Get educated. Learn about the capabilities of the hypervisor platform you’re using and security features. If you’re using an IaaS provider, understand its available security features and configuration options. Stay alert to vulnerabilities affecting the hypervisor platform, as well as any that affect the underlying hardware.
Use snapshots purposefully. Snapshots can be a fantastic tool for security. They can help make patching easier, preserve a known-good state, assist with development and so on. However, they should be stored securely and managed as information within snapshots can contain server secrets, including passwords or cryptographic keys.
Manage your environment. Consider orchestration tools or other software to help manage your virtual environment. Even if you don’t go the orchestration route, keep an eye on VM usage to avoid sprawl, and keep an eye on the health and staleness of workloads to ensure they’re kept up to date.
Select compatible tools. Ensure you are using the right tools for security tasks. Understand that the tools you use will reflect your usage. For example, a virtual tap or port mirroring is different operationally between a hypervisor you own and an IaaS environment.
Comparing container vs. VM security
To compare container vs. VM and ask, “Which is more secure?” is a bit like asking: “Which is more useful: a hammer or a banana?” It depends entirely on the usage context. The banana makes for a better breakfast, but don’t try to hammer in a nail with it.

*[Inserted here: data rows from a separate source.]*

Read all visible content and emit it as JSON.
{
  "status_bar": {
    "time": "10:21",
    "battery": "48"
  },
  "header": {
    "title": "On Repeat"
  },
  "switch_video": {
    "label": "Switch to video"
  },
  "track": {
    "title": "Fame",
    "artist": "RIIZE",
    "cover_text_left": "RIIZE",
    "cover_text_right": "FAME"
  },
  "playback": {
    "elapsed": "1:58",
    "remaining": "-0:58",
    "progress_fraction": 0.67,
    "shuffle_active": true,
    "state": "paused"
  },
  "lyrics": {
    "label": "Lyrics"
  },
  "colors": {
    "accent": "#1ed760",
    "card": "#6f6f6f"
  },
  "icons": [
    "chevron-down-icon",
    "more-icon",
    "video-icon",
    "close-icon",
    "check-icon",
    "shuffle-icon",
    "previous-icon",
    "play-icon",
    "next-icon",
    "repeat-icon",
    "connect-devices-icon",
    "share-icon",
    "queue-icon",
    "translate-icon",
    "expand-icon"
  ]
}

For a legacy application — maybe even one that currently resides on a physical host — a physical-to-virtual migration to a protected hypervisor might fit the bill, whereas a new application built using hundreds of microservices is perhaps a better fit for a containerized environment. Some organizations are still wary of multi-tenant container platforms due to the historical namespacing complexity with containers, while other organizations favor the advantages brought about through minimization of configuration drift. Ultimately, the choice is a decision based on where your company’s challenge areas are, your specific usage and your business context.